** DATA EXTRACTS follows **

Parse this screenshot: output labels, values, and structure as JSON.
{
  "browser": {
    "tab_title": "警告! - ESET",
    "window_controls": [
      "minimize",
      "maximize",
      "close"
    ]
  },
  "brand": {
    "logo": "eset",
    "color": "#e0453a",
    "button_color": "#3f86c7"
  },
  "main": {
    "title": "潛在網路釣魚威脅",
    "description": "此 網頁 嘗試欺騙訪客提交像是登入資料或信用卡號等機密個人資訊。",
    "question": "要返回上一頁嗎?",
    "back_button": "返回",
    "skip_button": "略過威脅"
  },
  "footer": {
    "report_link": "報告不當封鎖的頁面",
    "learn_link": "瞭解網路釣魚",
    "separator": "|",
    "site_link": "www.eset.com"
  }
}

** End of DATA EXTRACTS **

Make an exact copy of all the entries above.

RESPONSE TO THIS EXERCISE:
Parse this screenshot: output labels, values, and structure as JSON.
{
  "browser": {
    "tab_title": "警告! - ESET",
    "window_controls": [
      "minimize",
      "maximize",
      "close"
    ]
  },
  "brand": {
    "logo": "eset",
    "color": "#e0453a",
    "button_color": "#3f86c7"
  },
  "main": {
    "title": "潛在網路釣魚威脅",
    "description": "此 網頁 嘗試欺騙訪客提交像是登入資料或信用卡號等機密個人資訊。",
    "question": "要返回上一頁嗎?",
    "back_button": "返回",
    "skip_button": "略過威脅"
  },
  "footer": {
    "report_link": "報告不當封鎖的頁面",
    "learn_link": "瞭解網路釣魚",
    "separator": "|",
    "site_link": "www.eset.com"
  }
}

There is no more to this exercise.